Study material
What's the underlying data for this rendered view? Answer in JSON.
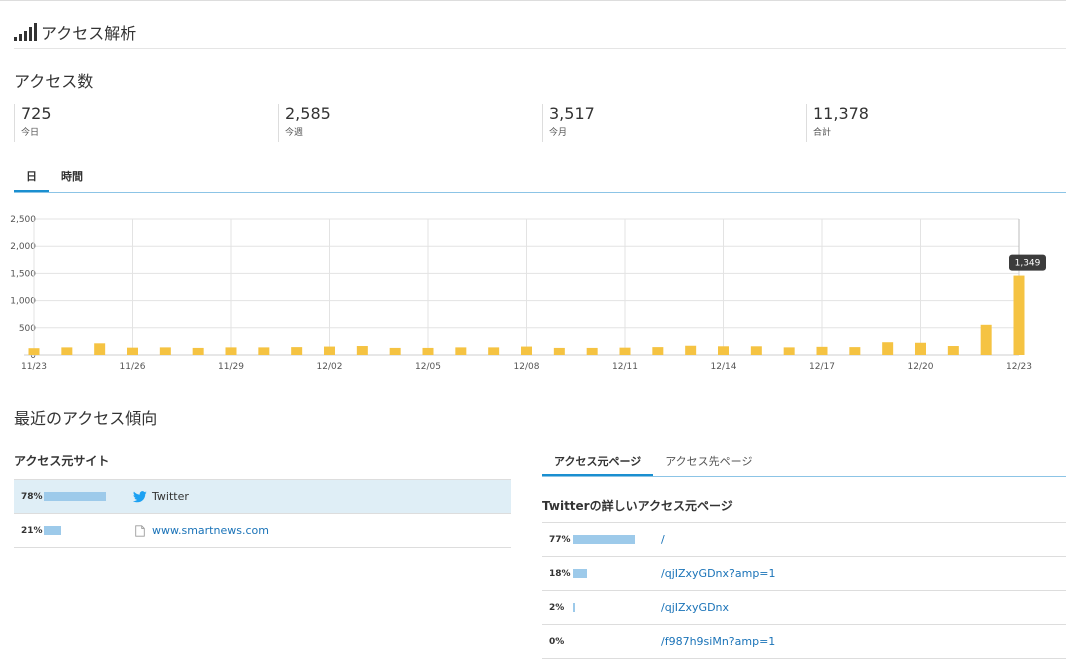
{
  "header": {
    "title": "アクセス解析",
    "icon": "signal-bars-icon"
  },
  "access_count": {
    "title": "アクセス数",
    "stats": [
      {
        "value": "725",
        "label": "今日"
      },
      {
        "value": "2,585",
        "label": "今週"
      },
      {
        "value": "3,517",
        "label": "今月"
      },
      {
        "value": "11,378",
        "label": "合計"
      }
    ]
  },
  "chart_tabs": [
    {
      "label": "日",
      "active": true
    },
    {
      "label": "時間",
      "active": false
    }
  ],
  "colors": {
    "bar": "#f5c342",
    "accent": "#1a8fd0",
    "link": "#1a73b8",
    "ref_bar": "#9dcaea",
    "selected_row": "#dfeef6"
  },
  "chart_data": {
    "type": "bar",
    "categories": [
      "11/23",
      "11/24",
      "11/25",
      "11/26",
      "11/27",
      "11/28",
      "11/29",
      "11/30",
      "12/01",
      "12/02",
      "12/03",
      "12/04",
      "12/05",
      "12/06",
      "12/07",
      "12/08",
      "12/09",
      "12/10",
      "12/11",
      "12/12",
      "12/13",
      "12/14",
      "12/15",
      "12/16",
      "12/17",
      "12/18",
      "12/19",
      "12/20",
      "12/21",
      "12/22",
      "12/23"
    ],
    "values": [
      125,
      140,
      215,
      135,
      140,
      130,
      140,
      140,
      145,
      155,
      165,
      130,
      130,
      140,
      140,
      155,
      130,
      130,
      135,
      145,
      170,
      160,
      160,
      140,
      150,
      145,
      235,
      225,
      165,
      555,
      1460
    ],
    "x_tick_labels": [
      "11/23",
      "11/26",
      "11/29",
      "12/02",
      "12/05",
      "12/08",
      "12/11",
      "12/14",
      "12/17",
      "12/20",
      "12/23"
    ],
    "y_ticks": [
      "0",
      "500",
      "1,000",
      "1,500",
      "2,000",
      "2,500"
    ],
    "ylim": [
      0,
      2500
    ],
    "tooltip": {
      "category": "12/23",
      "text": "1,349"
    },
    "grid": true,
    "title": "",
    "xlabel": "",
    "ylabel": ""
  },
  "recent": {
    "title": "最近のアクセス傾向"
  },
  "referrers": {
    "title": "アクセス元サイト",
    "rows": [
      {
        "pct": "78%",
        "ratio": 0.78,
        "icon": "twitter-bird-icon",
        "label": "Twitter",
        "selected": true
      },
      {
        "pct": "21%",
        "ratio": 0.21,
        "icon": "document-icon",
        "label": "www.smartnews.com",
        "selected": false
      }
    ]
  },
  "page_tabs": [
    {
      "label": "アクセス元ページ",
      "active": true
    },
    {
      "label": "アクセス先ページ",
      "active": false
    }
  ],
  "detail": {
    "title": "Twitterの詳しいアクセス元ページ",
    "rows": [
      {
        "pct": "77%",
        "ratio": 0.77,
        "link": "/"
      },
      {
        "pct": "18%",
        "ratio": 0.18,
        "link": "/qjIZxyGDnx?amp=1"
      },
      {
        "pct": "2%",
        "ratio": 0.02,
        "link": "/qjIZxyGDnx"
      },
      {
        "pct": "0%",
        "ratio": 0.0,
        "link": "/f987h9siMn?amp=1"
      }
    ]
  }
}
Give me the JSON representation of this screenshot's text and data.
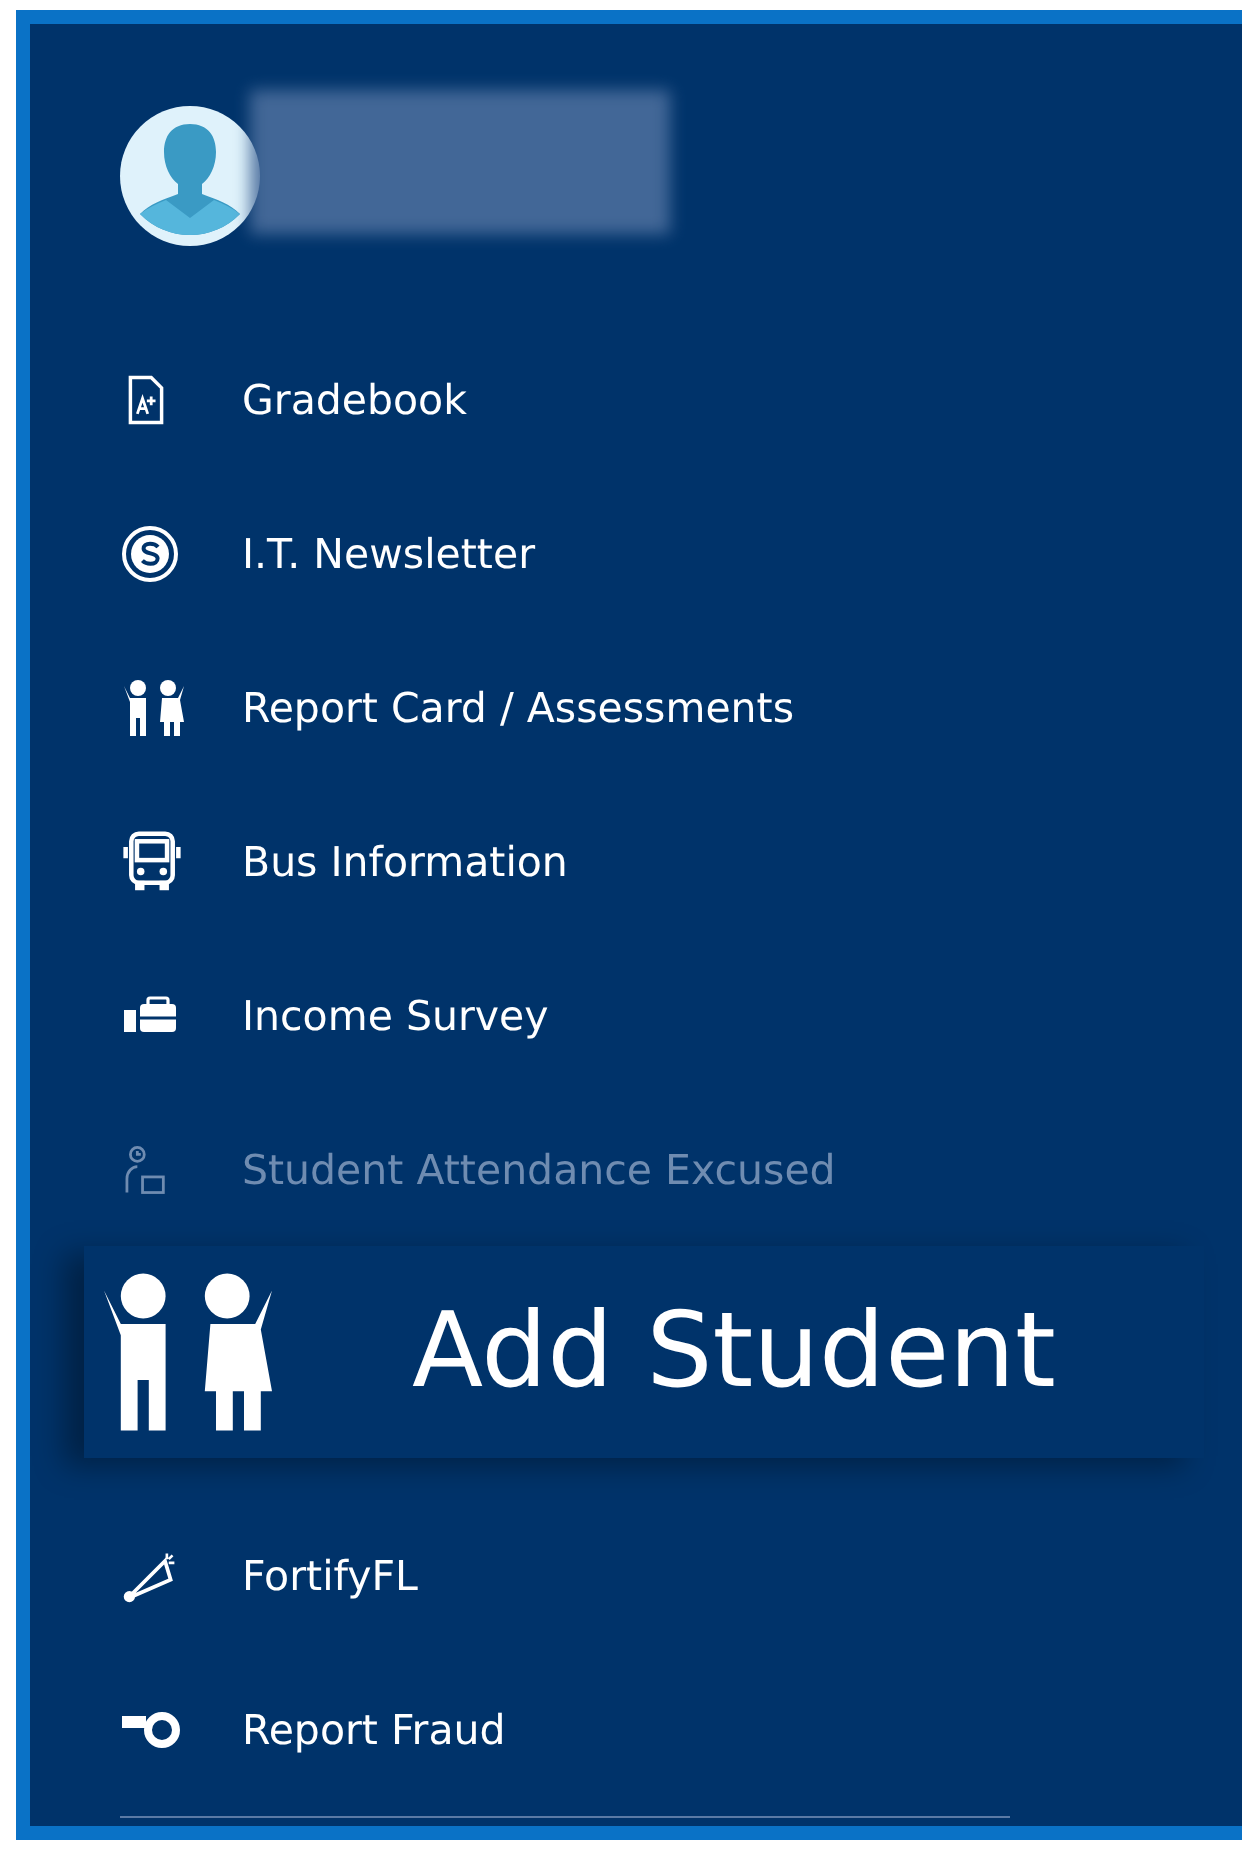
{
  "menu": {
    "items": [
      {
        "label": "Gradebook",
        "disabled": false
      },
      {
        "label": "I.T. Newsletter",
        "disabled": false
      },
      {
        "label": "Report Card / Assessments",
        "disabled": false
      },
      {
        "label": "Bus Information",
        "disabled": false
      },
      {
        "label": "Income Survey",
        "disabled": false
      },
      {
        "label": "Student Attendance Excused",
        "disabled": true
      }
    ],
    "callout": {
      "label": "Add Student"
    },
    "more_items": [
      {
        "label": "FortifyFL",
        "disabled": false
      },
      {
        "label": "Report Fraud",
        "disabled": false
      }
    ]
  }
}
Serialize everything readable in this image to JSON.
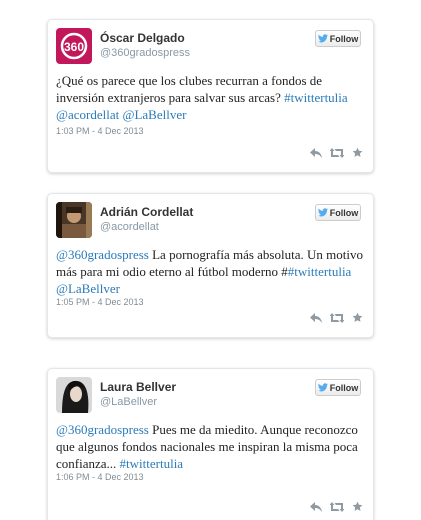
{
  "follow_label": "Follow",
  "colors": {
    "link": "#2b7bb9",
    "handle": "#8899a6",
    "bird": "#55acee"
  },
  "tweets": [
    {
      "author": "Óscar Delgado",
      "handle": "@360gradospress",
      "avatar_text": "360",
      "text_parts": [
        {
          "text": "¿Qué os parece que los clubes recurran a fondos de inversión extranjeros para salvar sus arcas? ",
          "link": false
        },
        {
          "text": "#twittertulia",
          "link": true
        },
        {
          "text": " ",
          "link": false
        },
        {
          "text": "@acordellat",
          "link": true
        },
        {
          "text": " ",
          "link": false
        },
        {
          "text": "@LaBellver",
          "link": true
        }
      ],
      "time": "1:03 PM - 4 Dec 2013"
    },
    {
      "author": "Adrián Cordellat",
      "handle": "@acordellat",
      "text_parts": [
        {
          "text": "@360gradospress",
          "link": true
        },
        {
          "text": " La pornografía más absoluta. Un motivo más para mi odio eterno al fútbol moderno #",
          "link": false
        },
        {
          "text": "#twittertulia",
          "link": true
        },
        {
          "text": " ",
          "link": false
        },
        {
          "text": "@LaBellver",
          "link": true
        }
      ],
      "time": "1:05 PM - 4 Dec 2013"
    },
    {
      "author": "Laura Bellver",
      "handle": "@LaBellver",
      "text_parts": [
        {
          "text": "@360gradospress",
          "link": true
        },
        {
          "text": " Pues me da miedito. Aunque reconozco que algunos fondos nacionales me inspiran la misma poca confianza... ",
          "link": false
        },
        {
          "text": "#twittertulia",
          "link": true
        }
      ],
      "time": "1:06 PM - 4 Dec 2013"
    }
  ]
}
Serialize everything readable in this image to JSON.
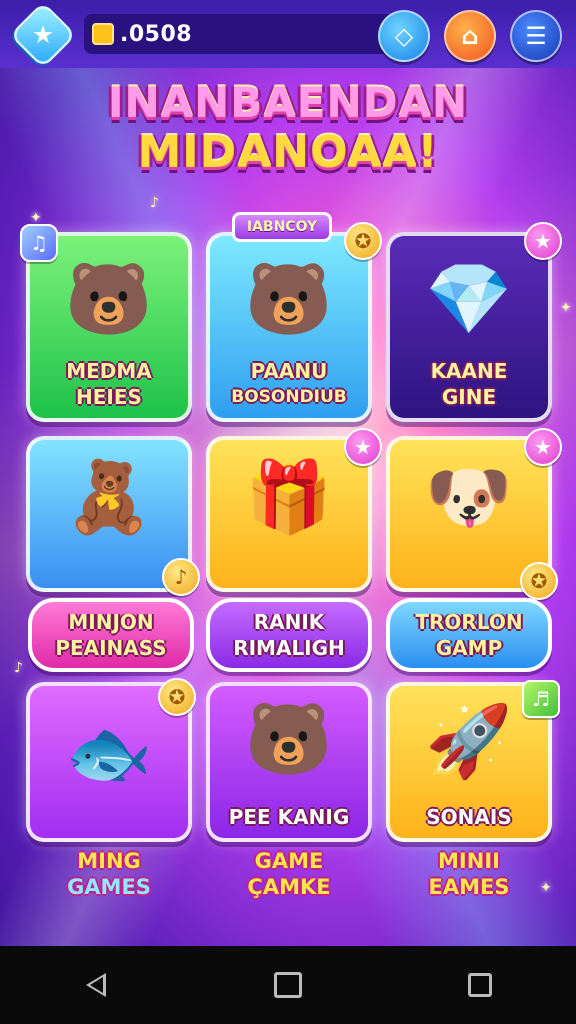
{
  "topbar": {
    "coins": ".0508",
    "icons": {
      "profile": "star-icon",
      "diamond": "diamond-icon",
      "shop": "shop-icon",
      "menu": "hamburger-menu-icon"
    }
  },
  "title": {
    "line1": "INANBAENDAN",
    "line2": "MIDANOAA!"
  },
  "ribbon": "IABNCOY",
  "tiles": [
    {
      "label1": "MEDMA",
      "label2": "HEIES",
      "icon": "bear-icon",
      "color": "#1ec24a"
    },
    {
      "label1": "PAANU",
      "label2": "BOSONDIUB",
      "icon": "bear-icon",
      "color": "#2e9ff0"
    },
    {
      "label1": "KAANE",
      "label2": "GINE",
      "icon": "crystal-icon",
      "color": "#2e1480"
    },
    {
      "label1": "",
      "label2": "",
      "icon": "purple-bear-icon",
      "color": "#3b8ef2"
    },
    {
      "label1": "",
      "label2": "",
      "icon": "candy-gift-icon",
      "color": "#ffb21a"
    },
    {
      "label1": "",
      "label2": "",
      "icon": "puppy-icon",
      "color": "#ffb21a"
    },
    {
      "label1": "",
      "label2": "",
      "icon": "rainbow-fish-icon",
      "color": "#a12ef2"
    },
    {
      "label1": "PEE KANIG",
      "label2": "",
      "icon": "bear-icon",
      "color": "#8b26e6"
    },
    {
      "label1": "SONAIS",
      "label2": "",
      "icon": "rocket-fish-icon",
      "color": "#ffb21a"
    }
  ],
  "pills": [
    {
      "line1": "MINJON",
      "line2": "PEAINASS"
    },
    {
      "line1": "RANIK",
      "line2": "RIMALIGH"
    },
    {
      "line1": "TRORLON",
      "line2": "GAMP"
    }
  ],
  "bottom_labels": [
    {
      "line1": "MING",
      "line2": "GAMES"
    },
    {
      "line1": "GAME",
      "line2": "ÇAMKE"
    },
    {
      "line1": "MINII",
      "line2": "EAMES"
    }
  ],
  "navbar": {
    "icons": [
      "back-icon",
      "home-icon",
      "recents-icon"
    ]
  }
}
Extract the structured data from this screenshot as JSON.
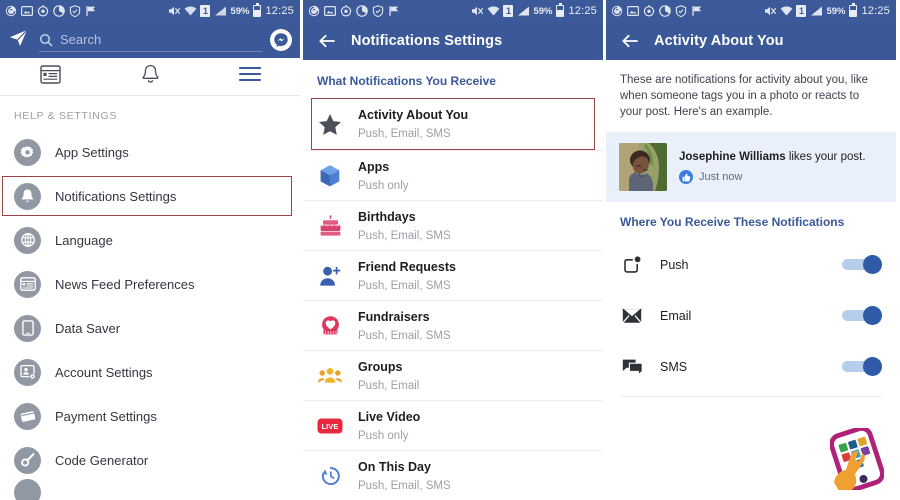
{
  "status_bar": {
    "icons": [
      "sync-icon",
      "screenshot-icon",
      "timer-icon",
      "data-usage-icon",
      "shield-icon",
      "flag-icon"
    ],
    "right_icons": [
      "mute-icon",
      "wifi-icon",
      "sim-icon",
      "signal-icon"
    ],
    "sim_label": "1",
    "battery_percent": "59%",
    "time": "12:25"
  },
  "panel_left": {
    "search": {
      "placeholder": "Search",
      "icon": "search-icon"
    },
    "compose_icon": "paper-plane-icon",
    "messenger_icon": "messenger-icon",
    "tabs": [
      {
        "name": "news-feed",
        "icon": "news-feed-icon",
        "active": false
      },
      {
        "name": "notifications",
        "icon": "bell-icon",
        "active": false
      },
      {
        "name": "menu",
        "icon": "hamburger-icon",
        "active": true
      }
    ],
    "section_label": "HELP & SETTINGS",
    "items": [
      {
        "label": "App Settings",
        "icon": "gear-icon",
        "highlighted": false
      },
      {
        "label": "Notifications Settings",
        "icon": "bell-icon",
        "highlighted": true
      },
      {
        "label": "Language",
        "icon": "globe-icon",
        "highlighted": false
      },
      {
        "label": "News Feed Preferences",
        "icon": "news-feed-icon",
        "highlighted": false
      },
      {
        "label": "Data Saver",
        "icon": "phone-icon",
        "highlighted": false
      },
      {
        "label": "Account Settings",
        "icon": "account-icon",
        "highlighted": false
      },
      {
        "label": "Payment Settings",
        "icon": "card-icon",
        "highlighted": false
      },
      {
        "label": "Code Generator",
        "icon": "key-icon",
        "highlighted": false
      }
    ]
  },
  "panel_middle": {
    "title": "Notifications Settings",
    "back_icon": "back-arrow-icon",
    "section_heading": "What Notifications You Receive",
    "items": [
      {
        "label": "Activity About You",
        "sub": "Push, Email, SMS",
        "icon": "star-icon",
        "highlighted": true
      },
      {
        "label": "Apps",
        "sub": "Push only",
        "icon": "apps-cube-icon",
        "highlighted": false
      },
      {
        "label": "Birthdays",
        "sub": "Push, Email, SMS",
        "icon": "cake-icon",
        "highlighted": false
      },
      {
        "label": "Friend Requests",
        "sub": "Push, Email, SMS",
        "icon": "friend-request-icon",
        "highlighted": false
      },
      {
        "label": "Fundraisers",
        "sub": "Push, Email, SMS",
        "icon": "fundraiser-heart-icon",
        "highlighted": false
      },
      {
        "label": "Groups",
        "sub": "Push, Email",
        "icon": "groups-icon",
        "highlighted": false
      },
      {
        "label": "Live Video",
        "sub": "Push only",
        "icon": "live-badge-icon",
        "highlighted": false
      },
      {
        "label": "On This Day",
        "sub": "Push, Email, SMS",
        "icon": "clock-history-icon",
        "highlighted": false
      }
    ]
  },
  "panel_right": {
    "title": "Activity About You",
    "back_icon": "back-arrow-icon",
    "description": "These are notifications for activity about you, like when someone tags you in a photo or reacts to your post. Here's an example.",
    "example": {
      "avatar_icon": "user-photo",
      "actor": "Josephine Williams",
      "action": " likes your post.",
      "reaction_icon": "thumbs-up-icon",
      "time": "Just now"
    },
    "section_heading": "Where You Receive These Notifications",
    "toggles": [
      {
        "label": "Push",
        "icon": "push-notification-icon",
        "on": true
      },
      {
        "label": "Email",
        "icon": "envelope-icon",
        "on": true
      },
      {
        "label": "SMS",
        "icon": "sms-bubble-icon",
        "on": true
      }
    ],
    "watermark_icon": "phone-wrench-logo"
  },
  "colors": {
    "facebook_blue": "#3b5998",
    "status_blue": "#3c5a99",
    "highlight_red": "#9e4444",
    "card_blue": "#e9f0fa",
    "toggle_on": "#2e5aa8"
  }
}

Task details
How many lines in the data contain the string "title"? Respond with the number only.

Task answer
9